───── Data supplied ─────

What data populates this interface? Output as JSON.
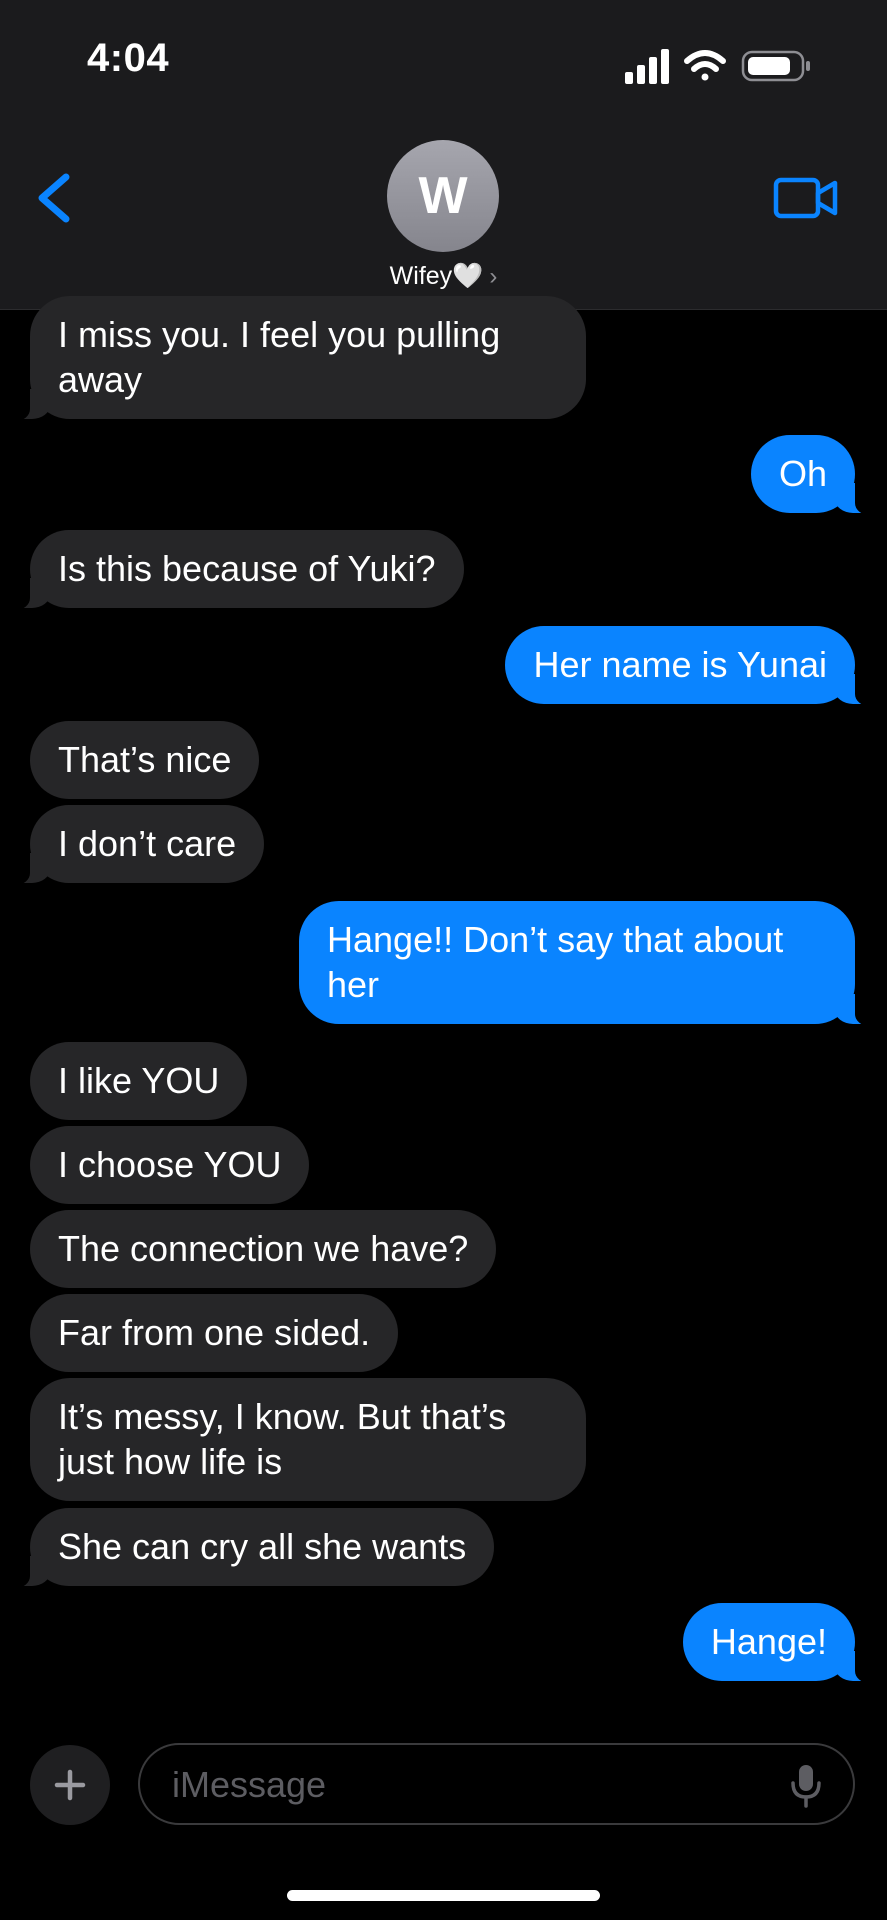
{
  "status_bar": {
    "time": "4:04"
  },
  "header": {
    "avatar_initial": "W",
    "contact_name": "Wifey🤍",
    "chevron": "›"
  },
  "messages": [
    {
      "dir": "in",
      "text": "I miss you. I feel you pulling\naway"
    },
    {
      "dir": "out",
      "text": "Oh"
    },
    {
      "dir": "in",
      "text": "Is this because of Yuki?"
    },
    {
      "dir": "out",
      "text": "Her name is Yunai"
    },
    {
      "dir": "in",
      "text": "That’s nice"
    },
    {
      "dir": "in",
      "text": "I don’t care"
    },
    {
      "dir": "out",
      "text": "Hange!! Don’t say that about\nher"
    },
    {
      "dir": "in",
      "text": "I like YOU"
    },
    {
      "dir": "in",
      "text": "I choose YOU"
    },
    {
      "dir": "in",
      "text": "The connection we have?"
    },
    {
      "dir": "in",
      "text": "Far from one sided."
    },
    {
      "dir": "in",
      "text": "It’s messy, I know. But that’s\njust how life is"
    },
    {
      "dir": "in",
      "text": "She can cry all she wants"
    },
    {
      "dir": "out",
      "text": "Hange!"
    }
  ],
  "input": {
    "placeholder": "iMessage"
  },
  "colors": {
    "accent": "#0a84ff",
    "incoming_bubble": "#262628",
    "header_bg": "#1b1b1d",
    "background": "#000000"
  },
  "icons": {
    "back": "chevron-left-icon",
    "video": "video-camera-icon",
    "signal": "cellular-signal-icon",
    "wifi": "wifi-icon",
    "battery": "battery-icon",
    "plus": "plus-icon",
    "mic": "microphone-icon"
  }
}
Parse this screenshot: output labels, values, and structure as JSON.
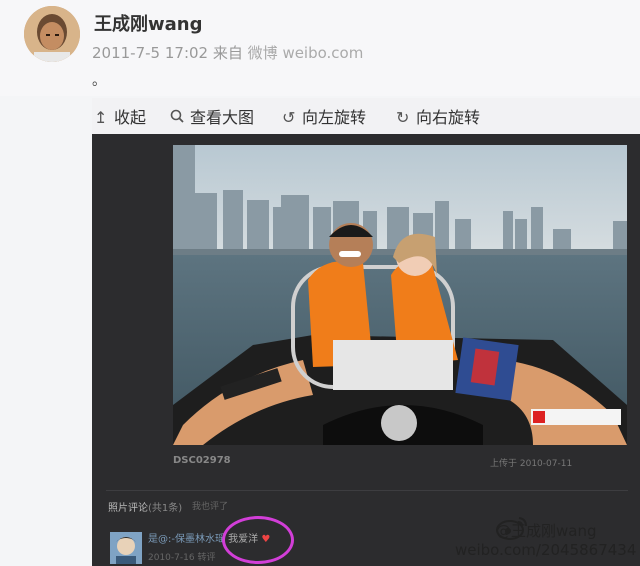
{
  "post": {
    "username": "王成刚wang",
    "time": "2011-7-5 17:02",
    "source_prefix": "来自",
    "source": "微博 weibo.com",
    "text": "。"
  },
  "toolbar": {
    "collapse": "收起",
    "view_large": "查看大图",
    "rotate_left": "向左旋转",
    "rotate_right": "向右旋转"
  },
  "photo_viewer": {
    "caption": "DSC02978",
    "uploader": "上传于 2010-07-11",
    "comments_header": "照片评论",
    "comments_count": "(共1条)",
    "comments_closed": "我也评了",
    "comment": {
      "author": "是@:-保墨林水瑶",
      "body": "我爱洋",
      "date": "2010-7-16 转评"
    }
  },
  "watermark": {
    "handle": "@王成刚wang",
    "url": "weibo.com/2045867434"
  },
  "colors": {
    "viewer_bg": "#2c2c2e",
    "highlight_circle": "#d23ed8"
  }
}
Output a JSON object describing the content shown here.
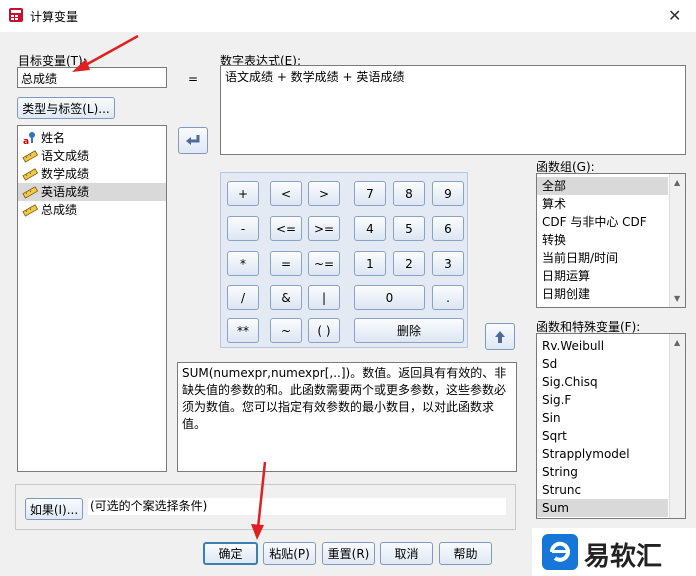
{
  "window": {
    "title": "计算变量",
    "close_glyph": "✕"
  },
  "target": {
    "label": "目标变量(T):",
    "value": "总成绩",
    "type_label_button": "类型与标签(L)..."
  },
  "equals": "=",
  "expression": {
    "label": "数字表达式(E):",
    "value": "语文成绩 + 数学成绩 + 英语成绩"
  },
  "variables": [
    {
      "name": "姓名",
      "icon": "string-variable-icon",
      "selected": false
    },
    {
      "name": "语文成绩",
      "icon": "scale-variable-icon",
      "selected": false
    },
    {
      "name": "数学成绩",
      "icon": "scale-variable-icon",
      "selected": false
    },
    {
      "name": "英语成绩",
      "icon": "scale-variable-icon",
      "selected": true
    },
    {
      "name": "总成绩",
      "icon": "scale-variable-icon",
      "selected": false
    }
  ],
  "keypad": {
    "ops": [
      "+",
      "<",
      ">",
      "-",
      "<=",
      ">=",
      "*",
      "=",
      "~=",
      "/",
      "&",
      "|",
      "**",
      "~",
      "( )"
    ],
    "digits": [
      "7",
      "8",
      "9",
      "4",
      "5",
      "6",
      "1",
      "2",
      "3"
    ],
    "zero": "0",
    "dot": ".",
    "delete": "删除"
  },
  "function_desc": "SUM(numexpr,numexpr[,..])。数值。返回具有有效的、非缺失值的参数的和。此函数需要两个或更多参数，这些参数必须为数值。您可以指定有效参数的最小数目，以对此函数求值。",
  "function_groups": {
    "label": "函数组(G):",
    "items": [
      "全部",
      "算术",
      "CDF 与非中心 CDF",
      "转换",
      "当前日期/时间",
      "日期运算",
      "日期创建"
    ],
    "selected": 0
  },
  "functions": {
    "label": "函数和特殊变量(F):",
    "items": [
      "Rv.Weibull",
      "Sd",
      "Sig.Chisq",
      "Sig.F",
      "Sin",
      "Sqrt",
      "Strapplymodel",
      "String",
      "Strunc",
      "Sum"
    ],
    "selected": 9
  },
  "if_button": "如果(I)...",
  "if_condition": "(可选的个案选择条件)",
  "buttons": {
    "ok": "确定",
    "paste": "粘贴(P)",
    "reset": "重置(R)",
    "cancel": "取消",
    "help": "帮助"
  },
  "watermark": "易软汇",
  "colors": {
    "selection": "#d9d9d9",
    "accent": "#7e9ac0",
    "arrow": "#e02020",
    "brand": "#1677d9"
  }
}
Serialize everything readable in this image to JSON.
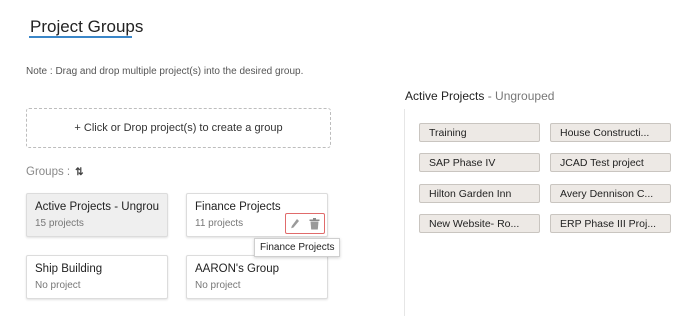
{
  "header": {
    "title": "Project Groups"
  },
  "note": "Note : Drag and drop multiple project(s) into the desired group.",
  "drop_zone": {
    "label": "+ Click or Drop project(s) to create a group"
  },
  "groups_section": {
    "label": "Groups :",
    "sort_icon": "⇅"
  },
  "groups": [
    {
      "name": "Active Projects - Ungrou...",
      "count": "15 projects"
    },
    {
      "name": "Finance Projects",
      "count": "11 projects"
    },
    {
      "name": "Ship Building",
      "count": "No project"
    },
    {
      "name": "AARON's Group",
      "count": "No project"
    }
  ],
  "tooltip": "Finance Projects",
  "active_panel": {
    "title": "Active Projects",
    "subtitle": "- Ungrouped",
    "projects": [
      "Training",
      "House Constructi...",
      "SAP Phase IV",
      "JCAD Test project",
      "Hilton Garden Inn",
      "Avery Dennison C...",
      "New Website- Ro...",
      "ERP Phase III Proj..."
    ]
  },
  "colors": {
    "accent": "#3a86c8",
    "action_border": "#e06b6b",
    "pill_bg": "#ede9e5"
  },
  "icons": {
    "edit": "pencil-icon",
    "delete": "trash-icon",
    "sort": "sort-icon"
  }
}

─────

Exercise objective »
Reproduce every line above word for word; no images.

Answer to this task »
What data populates this interface? Output as JSON.
{
  "status_bar": {
    "time": "4:04"
  },
  "header": {
    "avatar_initial": "W",
    "contact_name": "Wifey🤍",
    "chevron": "›"
  },
  "messages": [
    {
      "dir": "in",
      "text": "I miss you. I feel you pulling\naway"
    },
    {
      "dir": "out",
      "text": "Oh"
    },
    {
      "dir": "in",
      "text": "Is this because of Yuki?"
    },
    {
      "dir": "out",
      "text": "Her name is Yunai"
    },
    {
      "dir": "in",
      "text": "That’s nice"
    },
    {
      "dir": "in",
      "text": "I don’t care"
    },
    {
      "dir": "out",
      "text": "Hange!! Don’t say that about\nher"
    },
    {
      "dir": "in",
      "text": "I like YOU"
    },
    {
      "dir": "in",
      "text": "I choose YOU"
    },
    {
      "dir": "in",
      "text": "The connection we have?"
    },
    {
      "dir": "in",
      "text": "Far from one sided."
    },
    {
      "dir": "in",
      "text": "It’s messy, I know. But that’s\njust how life is"
    },
    {
      "dir": "in",
      "text": "She can cry all she wants"
    },
    {
      "dir": "out",
      "text": "Hange!"
    }
  ],
  "input": {
    "placeholder": "iMessage"
  },
  "colors": {
    "accent": "#0a84ff",
    "incoming_bubble": "#262628",
    "header_bg": "#1b1b1d",
    "background": "#000000"
  },
  "icons": {
    "back": "chevron-left-icon",
    "video": "video-camera-icon",
    "signal": "cellular-signal-icon",
    "wifi": "wifi-icon",
    "battery": "battery-icon",
    "plus": "plus-icon",
    "mic": "microphone-icon"
  }
}
Parse this screenshot: output labels, values, and structure as JSON.
{
  "post": {
    "username": "王成刚wang",
    "time": "2011-7-5 17:02",
    "source_prefix": "来自",
    "source": "微博 weibo.com",
    "text": "。"
  },
  "toolbar": {
    "collapse": "收起",
    "view_large": "查看大图",
    "rotate_left": "向左旋转",
    "rotate_right": "向右旋转"
  },
  "photo_viewer": {
    "caption": "DSC02978",
    "uploader": "上传于 2010-07-11",
    "comments_header": "照片评论",
    "comments_count": "(共1条)",
    "comments_closed": "我也评了",
    "comment": {
      "author": "是@:-保墨林水瑶",
      "body": "我爱洋",
      "date": "2010-7-16 转评"
    }
  },
  "watermark": {
    "handle": "@王成刚wang",
    "url": "weibo.com/2045867434"
  },
  "colors": {
    "viewer_bg": "#2c2c2e",
    "highlight_circle": "#d23ed8"
  }
}
Output a JSON object describing the content shown here.
{
  "window": {
    "title": "计算变量",
    "close_glyph": "✕"
  },
  "target": {
    "label": "目标变量(T):",
    "value": "总成绩",
    "type_label_button": "类型与标签(L)..."
  },
  "equals": "=",
  "expression": {
    "label": "数字表达式(E):",
    "value": "语文成绩 + 数学成绩 + 英语成绩"
  },
  "variables": [
    {
      "name": "姓名",
      "icon": "string-variable-icon",
      "selected": false
    },
    {
      "name": "语文成绩",
      "icon": "scale-variable-icon",
      "selected": false
    },
    {
      "name": "数学成绩",
      "icon": "scale-variable-icon",
      "selected": false
    },
    {
      "name": "英语成绩",
      "icon": "scale-variable-icon",
      "selected": true
    },
    {
      "name": "总成绩",
      "icon": "scale-variable-icon",
      "selected": false
    }
  ],
  "keypad": {
    "ops": [
      "+",
      "<",
      ">",
      "-",
      "<=",
      ">=",
      "*",
      "=",
      "~=",
      "/",
      "&",
      "|",
      "**",
      "~",
      "( )"
    ],
    "digits": [
      "7",
      "8",
      "9",
      "4",
      "5",
      "6",
      "1",
      "2",
      "3"
    ],
    "zero": "0",
    "dot": ".",
    "delete": "删除"
  },
  "function_desc": "SUM(numexpr,numexpr[,..])。数值。返回具有有效的、非缺失值的参数的和。此函数需要两个或更多参数，这些参数必须为数值。您可以指定有效参数的最小数目，以对此函数求值。",
  "function_groups": {
    "label": "函数组(G):",
    "items": [
      "全部",
      "算术",
      "CDF 与非中心 CDF",
      "转换",
      "当前日期/时间",
      "日期运算",
      "日期创建"
    ],
    "selected": 0
  },
  "functions": {
    "label": "函数和特殊变量(F):",
    "items": [
      "Rv.Weibull",
      "Sd",
      "Sig.Chisq",
      "Sig.F",
      "Sin",
      "Sqrt",
      "Strapplymodel",
      "String",
      "Strunc",
      "Sum"
    ],
    "selected": 9
  },
  "if_button": "如果(I)...",
  "if_condition": "(可选的个案选择条件)",
  "buttons": {
    "ok": "确定",
    "paste": "粘贴(P)",
    "reset": "重置(R)",
    "cancel": "取消",
    "help": "帮助"
  },
  "watermark": "易软汇",
  "colors": {
    "selection": "#d9d9d9",
    "accent": "#7e9ac0",
    "arrow": "#e02020",
    "brand": "#1677d9"
  }
}
Serialize everything readable in this image to JSON.
{
  "header": {
    "title": "Project Groups"
  },
  "note": "Note : Drag and drop multiple project(s) into the desired group.",
  "drop_zone": {
    "label": "+ Click or Drop project(s) to create a group"
  },
  "groups_section": {
    "label": "Groups :",
    "sort_icon": "⇅"
  },
  "groups": [
    {
      "name": "Active Projects - Ungrou...",
      "count": "15 projects"
    },
    {
      "name": "Finance Projects",
      "count": "11 projects"
    },
    {
      "name": "Ship Building",
      "count": "No project"
    },
    {
      "name": "AARON's Group",
      "count": "No project"
    }
  ],
  "tooltip": "Finance Projects",
  "active_panel": {
    "title": "Active Projects",
    "subtitle": "- Ungrouped",
    "projects": [
      "Training",
      "House Constructi...",
      "SAP Phase IV",
      "JCAD Test project",
      "Hilton Garden Inn",
      "Avery Dennison C...",
      "New Website- Ro...",
      "ERP Phase III Proj..."
    ]
  },
  "colors": {
    "accent": "#3a86c8",
    "action_border": "#e06b6b",
    "pill_bg": "#ede9e5"
  },
  "icons": {
    "edit": "pencil-icon",
    "delete": "trash-icon",
    "sort": "sort-icon"
  }
}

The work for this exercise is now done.